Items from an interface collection
·····
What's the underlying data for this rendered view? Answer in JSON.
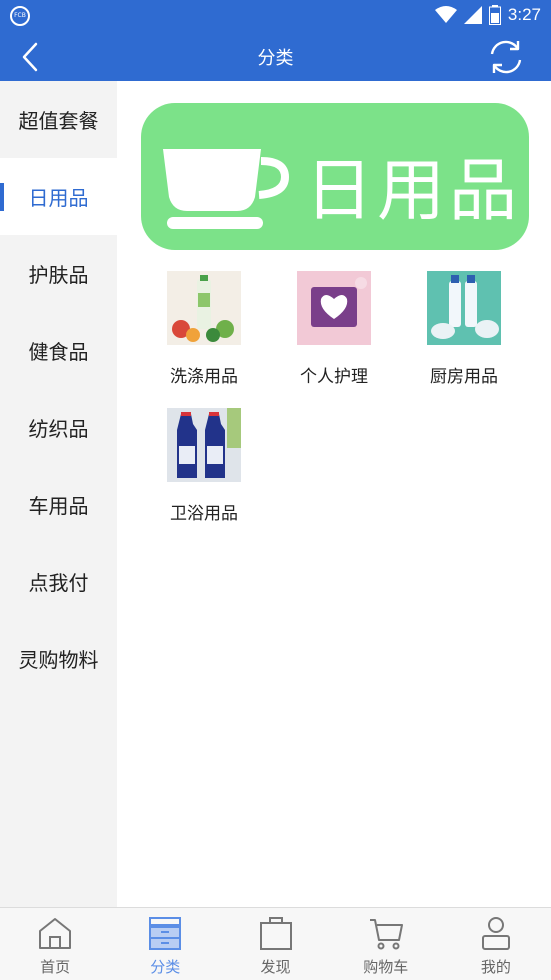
{
  "status": {
    "time": "3:27",
    "app_badge": "FCB"
  },
  "header": {
    "title": "分类"
  },
  "sidebar": {
    "items": [
      {
        "label": "超值套餐"
      },
      {
        "label": "日用品"
      },
      {
        "label": "护肤品"
      },
      {
        "label": "健食品"
      },
      {
        "label": "纺织品"
      },
      {
        "label": "车用品"
      },
      {
        "label": "点我付"
      },
      {
        "label": "灵购物料"
      }
    ],
    "active": 1
  },
  "banner": {
    "text": "日用品",
    "color": "#7ce289"
  },
  "categories": [
    {
      "label": "洗涤用品",
      "icon": "detergent-image"
    },
    {
      "label": "个人护理",
      "icon": "personal-care-image"
    },
    {
      "label": "厨房用品",
      "icon": "kitchen-image"
    },
    {
      "label": "卫浴用品",
      "icon": "bathroom-image"
    }
  ],
  "tabbar": {
    "tabs": [
      {
        "label": "首页",
        "icon": "home-icon"
      },
      {
        "label": "分类",
        "icon": "category-icon"
      },
      {
        "label": "发现",
        "icon": "discover-icon"
      },
      {
        "label": "购物车",
        "icon": "cart-icon"
      },
      {
        "label": "我的",
        "icon": "profile-icon"
      }
    ],
    "active": 1
  },
  "colors": {
    "primary": "#2f6bd1",
    "active_tab": "#5b8ee6",
    "sidebar_bg": "#f3f3f3"
  }
}
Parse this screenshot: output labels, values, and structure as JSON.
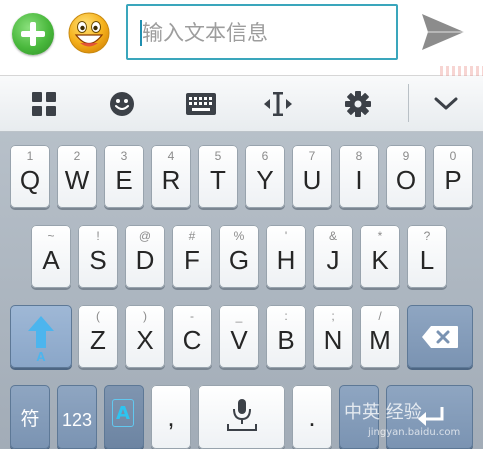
{
  "input_bar": {
    "placeholder": "输入文本信息",
    "plus_icon": "plus-circle-icon",
    "emoji_icon": "smiley-face-icon",
    "send_icon": "send-arrow-icon"
  },
  "toolbar": {
    "items": [
      "grid-icon",
      "emoji-icon",
      "keyboard-icon",
      "cursor-move-icon",
      "settings-gear-icon",
      "chevron-down-icon"
    ]
  },
  "keyboard": {
    "row1": [
      {
        "main": "Q",
        "sub": "1"
      },
      {
        "main": "W",
        "sub": "2"
      },
      {
        "main": "E",
        "sub": "3"
      },
      {
        "main": "R",
        "sub": "4"
      },
      {
        "main": "T",
        "sub": "5"
      },
      {
        "main": "Y",
        "sub": "6"
      },
      {
        "main": "U",
        "sub": "7"
      },
      {
        "main": "I",
        "sub": "8"
      },
      {
        "main": "O",
        "sub": "9"
      },
      {
        "main": "P",
        "sub": "0"
      }
    ],
    "row2": [
      {
        "main": "A",
        "sub": "~"
      },
      {
        "main": "S",
        "sub": "!"
      },
      {
        "main": "D",
        "sub": "@"
      },
      {
        "main": "F",
        "sub": "#"
      },
      {
        "main": "G",
        "sub": "%"
      },
      {
        "main": "H",
        "sub": "'"
      },
      {
        "main": "J",
        "sub": "&"
      },
      {
        "main": "K",
        "sub": "*"
      },
      {
        "main": "L",
        "sub": "?"
      }
    ],
    "row3": [
      {
        "main": "Z",
        "sub": "("
      },
      {
        "main": "X",
        "sub": ")"
      },
      {
        "main": "C",
        "sub": "-"
      },
      {
        "main": "V",
        "sub": "_"
      },
      {
        "main": "B",
        "sub": ":"
      },
      {
        "main": "N",
        "sub": ";"
      },
      {
        "main": "M",
        "sub": "/"
      }
    ],
    "shift_label": "A",
    "symbols_label": "符",
    "numbers_label": "123",
    "lang_label": "A",
    "comma_label": ",",
    "period_label": ".",
    "watermark": "中英 经验",
    "watermark_url": "jingyan.baidu.com"
  },
  "colors": {
    "accent": "#3aa6bc",
    "plus_green": "#49b83c",
    "shift_blue": "#4cb5ee"
  }
}
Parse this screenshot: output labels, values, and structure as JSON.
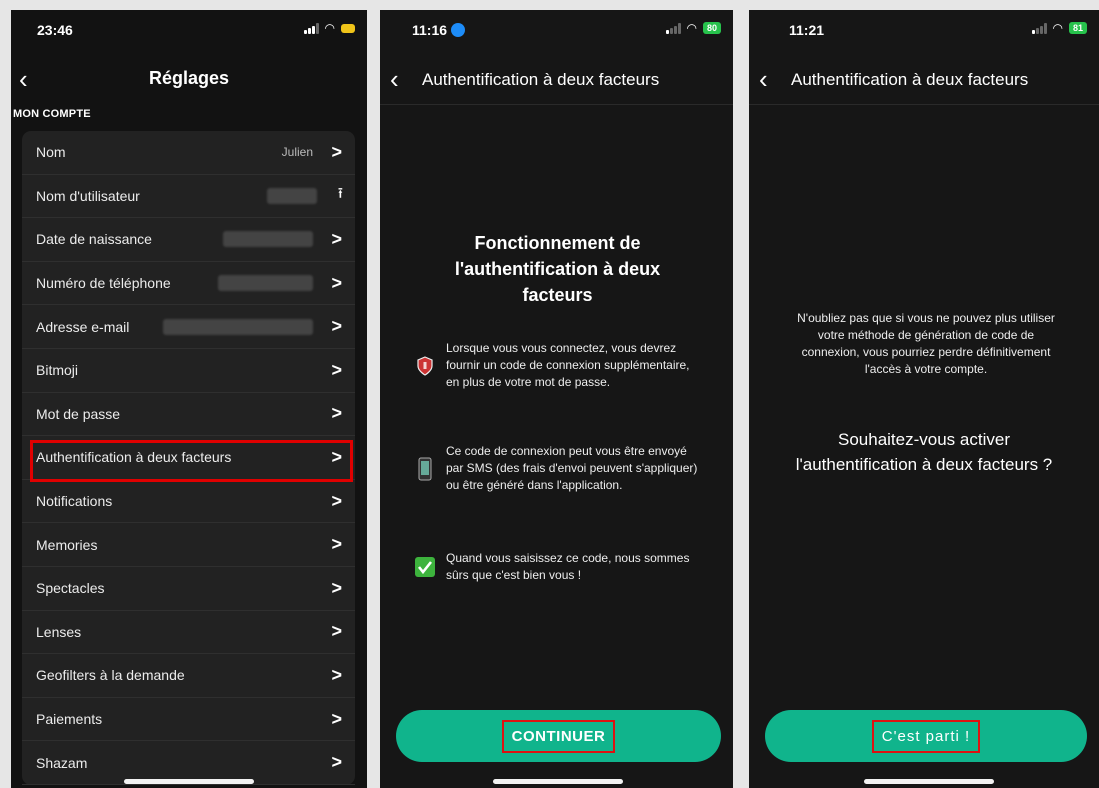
{
  "panel1": {
    "time": "23:46",
    "title": "Réglages",
    "section": "MON COMPTE",
    "rows": [
      {
        "label": "Nom",
        "value": "Julien"
      },
      {
        "label": "Nom d'utilisateur"
      },
      {
        "label": "Date de naissance"
      },
      {
        "label": "Numéro de téléphone"
      },
      {
        "label": "Adresse e-mail"
      },
      {
        "label": "Bitmoji"
      },
      {
        "label": "Mot de passe"
      },
      {
        "label": "Authentification à deux facteurs"
      },
      {
        "label": "Notifications"
      },
      {
        "label": "Memories"
      },
      {
        "label": "Spectacles"
      },
      {
        "label": "Lenses"
      },
      {
        "label": "Geofilters à la demande"
      },
      {
        "label": "Paiements"
      },
      {
        "label": "Shazam"
      }
    ]
  },
  "panel2": {
    "time": "11:16",
    "battery": "80",
    "title": "Authentification à deux facteurs",
    "heading": "Fonctionnement de l'authentification à deux facteurs",
    "items": [
      {
        "icon": "shield-icon",
        "text": "Lorsque vous vous connectez, vous devrez fournir un code de connexion supplémentaire, en plus de votre mot de passe."
      },
      {
        "icon": "phone-icon",
        "text": "Ce code de connexion peut vous être envoyé par SMS (des frais d'envoi peuvent s'appliquer) ou être généré dans l'application."
      },
      {
        "icon": "check-icon",
        "text": "Quand vous saisissez ce code, nous sommes sûrs que c'est bien vous !"
      }
    ],
    "button": "CONTINUER"
  },
  "panel3": {
    "time": "11:21",
    "battery": "81",
    "title": "Authentification à deux facteurs",
    "note": "N'oubliez pas que si vous ne pouvez plus utiliser votre méthode de génération de code de connexion, vous pourriez perdre définitivement l'accès à votre compte.",
    "question": "Souhaitez-vous activer l'authentification à deux facteurs ?",
    "button": "C'est parti !"
  },
  "colors": {
    "accent": "#10b48c",
    "highlight": "#e00000",
    "background": "#161616"
  }
}
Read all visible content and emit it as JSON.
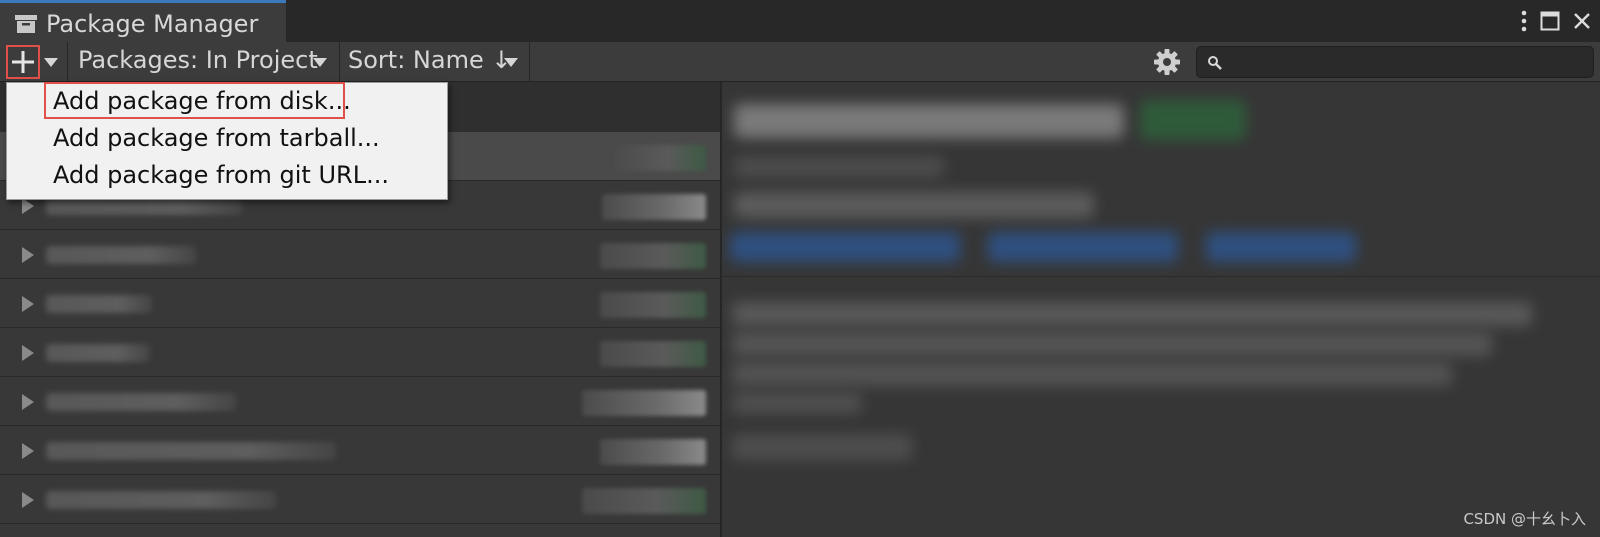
{
  "window": {
    "title": "Package Manager",
    "controls": [
      "more-options-icon",
      "maximize-icon",
      "close-icon"
    ]
  },
  "toolbar": {
    "add_icon": "plus-icon",
    "packages_filter": "Packages: In Project",
    "sort": "Sort: Name ↓",
    "settings_icon": "gear-icon",
    "search": {
      "value": "",
      "placeholder": "",
      "icon": "search-icon"
    }
  },
  "add_menu": {
    "items": [
      {
        "label": "Add package from disk...",
        "highlighted": true
      },
      {
        "label": "Add package from tarball..."
      },
      {
        "label": "Add package from git URL..."
      }
    ]
  },
  "package_list": {
    "row_count": 8,
    "selected_index": 0,
    "content_obscured": true
  },
  "details": {
    "content_obscured": true
  },
  "colors": {
    "highlight_box": "#e0504a",
    "tab_accent": "#3a79bb",
    "background": "#383838",
    "menu_bg": "#f1f1f1"
  },
  "watermark": "CSDN @十幺卜入"
}
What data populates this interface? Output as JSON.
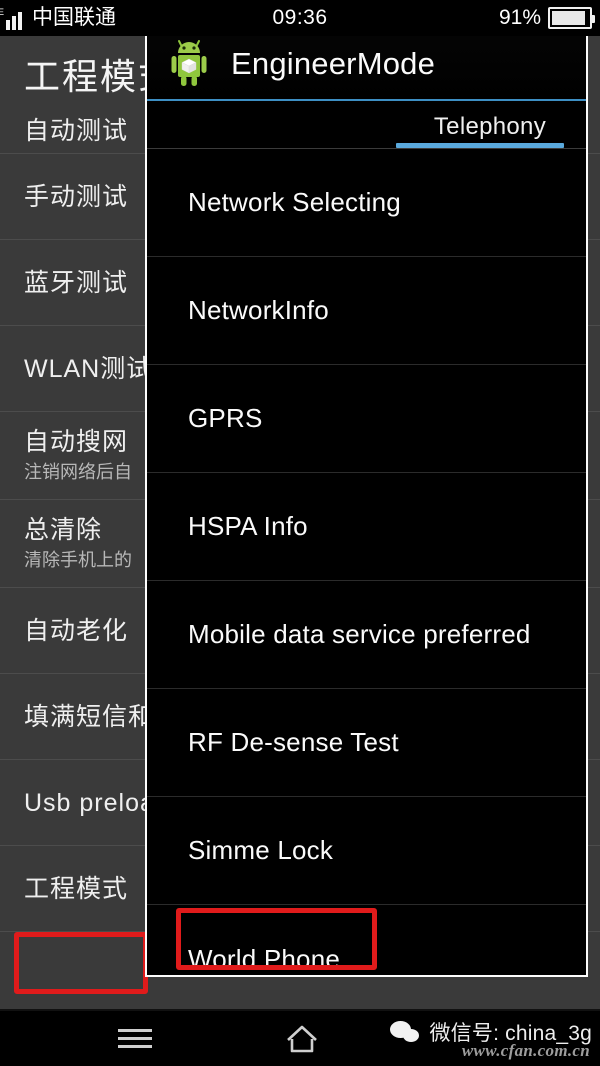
{
  "status_bar": {
    "network_type": "E",
    "carrier": "中国联通",
    "clock": "09:36",
    "battery_percent": "91%",
    "battery_level": 91
  },
  "background_activity": {
    "title": "工程模式",
    "items": [
      {
        "label": "自动测试",
        "sub": "",
        "clipped": true
      },
      {
        "label": "手动测试",
        "sub": ""
      },
      {
        "label": "蓝牙测试",
        "sub": ""
      },
      {
        "label": "WLAN测试",
        "sub": ""
      },
      {
        "label": "自动搜网",
        "sub": "注销网络后自"
      },
      {
        "label": "总清除",
        "sub": "清除手机上的"
      },
      {
        "label": "自动老化",
        "sub": ""
      },
      {
        "label": "填满短信和",
        "sub": ""
      },
      {
        "label": "Usb preloa",
        "sub": ""
      },
      {
        "label": "工程模式",
        "sub": "",
        "highlighted": true
      }
    ]
  },
  "dialog": {
    "icon": "android-robot-icon",
    "title": "EngineerMode",
    "tabs": [
      {
        "label": "Telephony",
        "active": true
      }
    ],
    "list": [
      {
        "label": "Network Selecting"
      },
      {
        "label": "NetworkInfo"
      },
      {
        "label": "GPRS"
      },
      {
        "label": "HSPA Info"
      },
      {
        "label": "Mobile data service preferred"
      },
      {
        "label": "RF De-sense Test"
      },
      {
        "label": "Simme Lock"
      },
      {
        "label": "World Phone",
        "highlighted": true
      }
    ]
  },
  "nav_bar": {
    "menu_icon": "menu-icon",
    "home_icon": "home-icon"
  },
  "watermark": {
    "wechat_label": "微信号: china_3g",
    "url": "www.cfan.com.cn"
  },
  "colors": {
    "accent_blue": "#5aa9dd",
    "highlight_red": "#e01b1b",
    "dialog_bg": "#000000",
    "background_list_bg": "#3a3a3a"
  }
}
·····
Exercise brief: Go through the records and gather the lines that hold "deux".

Solved problem:
        "label": "Authentification à deux facteurs"
    "title": "Authentification à deux facteurs",
    "heading": "Fonctionnement de l'authentification à deux facteurs",
    "title": "Authentification à deux facteurs",
    "question": "Souhaitez-vous activer l'authentification à deux facteurs ?",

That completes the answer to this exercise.